How to Fill the Financial Aid Gap
Your college bill shows what you’re responsible for paying after your financial aid has been applied to your account. The bill includes tuition and fees, as well as housing and meal plan if you’re living on campus. There are other costs you should consider in addition to the costs on your tuition fee bill. Often called indirect expenses, these include things the college doesn’t bill you for directly, like textbooks, school supplies, transportation, and other personal expenses, and they’re important to keep in mind when considering your cost.
When do you pay your college bill?
The amount you owe the college per year is split into two or three bills based on your college’s academic calendar. You should expect to receive your fall bill via regular mail, email, or through your college portal around June or July. While bill due dates vary by college, they’re typically due before classes start.
How can I cover the remaining college bill after financial aid?

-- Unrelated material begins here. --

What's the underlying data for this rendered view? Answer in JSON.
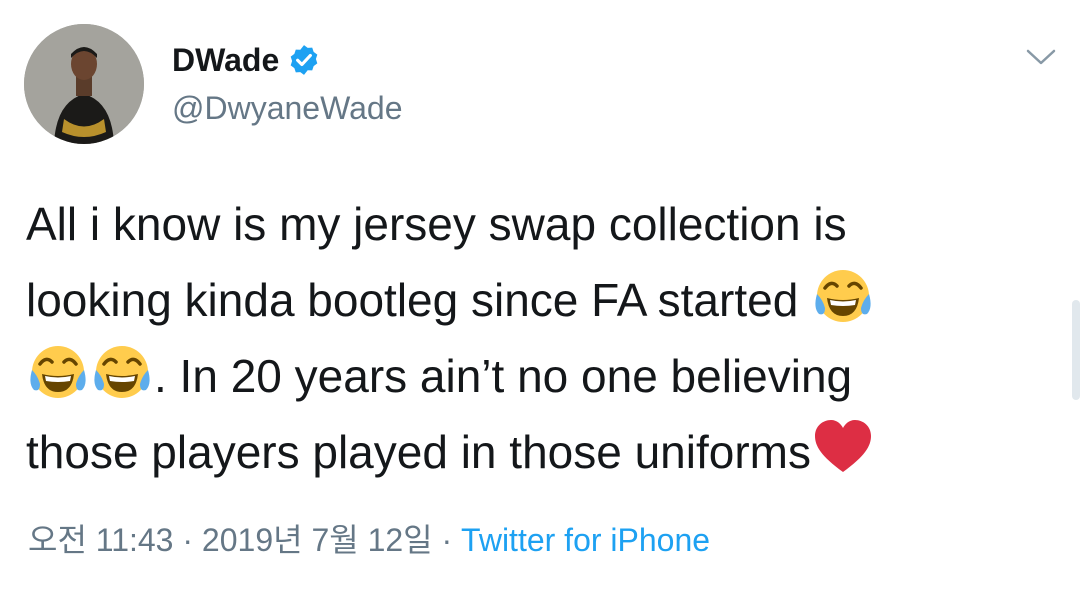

After financial aid has been applied to your college bill, there are several options to choose from to pay that remaining cost depending on what works best for you and your family’s financial circumstances. As you plan how to cover your remaining college bill, consider these options first:
- Savings: If you and your family have funds set aside in a savings account or a college savings plan (such as a 529 college savings account), you can use this money toward your college bill.
- Summer earnings: Earnings from summer or part-time jobs may cover part of the college bill. These earnings may also help with indirect expenses.
- Scholarships: While your college may have awarded you scholarships, additional outside scholarships are a great way to help cover the remaining balance. However, if your bill is due soon, it may be difficult to find open scholarships that can cover this cost fully, so be sure to look for them year-round and pay attention to deadlines.
- Tuition payment plans: This option can help make your bill more manageable by splitting it into several interest-free payments throughout the year. There may be a small fee to enroll in a payment plan. Check your college’s website for payment plans available to see if there’s one that fits into you and your family’s budget.
If you’ve looked into the above options and you still have a balance left to cover, you may need to consider borrowing loans to pay the remaining bill.
- Direct PLUS loan: The federal Direct PLUS Loan (commonly referred to as a parent PLUS loan ) is a loan parents can apply for that allows them to borrow money to cover costs not covered by a student’s financial aid. It’s important to note that the responsibility for the loan falls on the parent borrower only, even if the student agrees to help pay. The maximum amount a parent can borrow from this loan is the cost of attendance at your school minus any other financial assistance you’re already receiving. The parent PLUS loan does not need to be repaid immediately, but interest will accrue while you’re in college.
- Private loans: If you’re considering taking out additional student loans, we recommend you ensure you’ve taken out all the Federal Direct Student Loans you’re eligible for. If you’ve exhausted all other options and require a private loan, remember:
- Read the fine print. Lenders will often advertise their lowest rates, however, these are only offered to borrowers with exceptional credit scores.
- Most lenders will not give complete loan details until you have completed the loan application.
- You’ll need to pay a bill each year of college, and loans can quickly add up, leaving you with a large monthly payment after you graduate or stop attending.
Once you’ve figured out the best way to pay your college bill, remember there are additional steps you need to take to be prepared for your upcoming semester.